> Records to use:
· · · · ·
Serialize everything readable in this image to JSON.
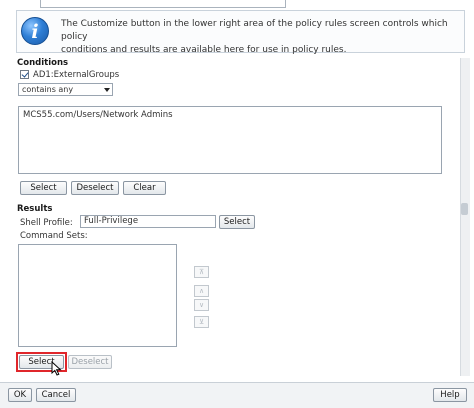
{
  "info": {
    "icon": "info-icon",
    "glyph": "i",
    "line1": "The Customize button in the lower right area of the policy rules screen controls which policy",
    "line2": "conditions and results are available here for use in policy rules."
  },
  "conditions": {
    "heading": "Conditions",
    "checkbox_label": "AD1:ExternalGroups",
    "checked": true,
    "operator": "contains any",
    "value": "MCS55.com/Users/Network Admins",
    "buttons": {
      "select": "Select",
      "deselect": "Deselect",
      "clear": "Clear"
    }
  },
  "results": {
    "heading": "Results",
    "shell_profile_label": "Shell Profile:",
    "shell_profile_value": "Full-Privilege",
    "shell_select": "Select",
    "command_sets_label": "Command Sets:",
    "command_sets": [],
    "order_buttons": {
      "top": "⊼",
      "up": "∧",
      "down": "∨",
      "bottom": "⊻"
    },
    "select": "Select",
    "deselect": "Deselect"
  },
  "footer": {
    "ok": "OK",
    "cancel": "Cancel",
    "help": "Help"
  },
  "colors": {
    "highlight": "#e0262b",
    "info_icon": "#2f7fd6"
  }
}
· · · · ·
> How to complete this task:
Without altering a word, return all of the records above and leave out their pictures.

> Exercise solution:
Serialize everything readable in this image to JSON.
{
  "info": {
    "icon": "info-icon",
    "glyph": "i",
    "line1": "The Customize button in the lower right area of the policy rules screen controls which policy",
    "line2": "conditions and results are available here for use in policy rules."
  },
  "conditions": {
    "heading": "Conditions",
    "checkbox_label": "AD1:ExternalGroups",
    "checked": true,
    "operator": "contains any",
    "value": "MCS55.com/Users/Network Admins",
    "buttons": {
      "select": "Select",
      "deselect": "Deselect",
      "clear": "Clear"
    }
  },
  "results": {
    "heading": "Results",
    "shell_profile_label": "Shell Profile:",
    "shell_profile_value": "Full-Privilege",
    "shell_select": "Select",
    "command_sets_label": "Command Sets:",
    "command_sets": [],
    "order_buttons": {
      "top": "⊼",
      "up": "∧",
      "down": "∨",
      "bottom": "⊻"
    },
    "select": "Select",
    "deselect": "Deselect"
  },
  "footer": {
    "ok": "OK",
    "cancel": "Cancel",
    "help": "Help"
  },
  "colors": {
    "highlight": "#e0262b",
    "info_icon": "#2f7fd6"
  }
}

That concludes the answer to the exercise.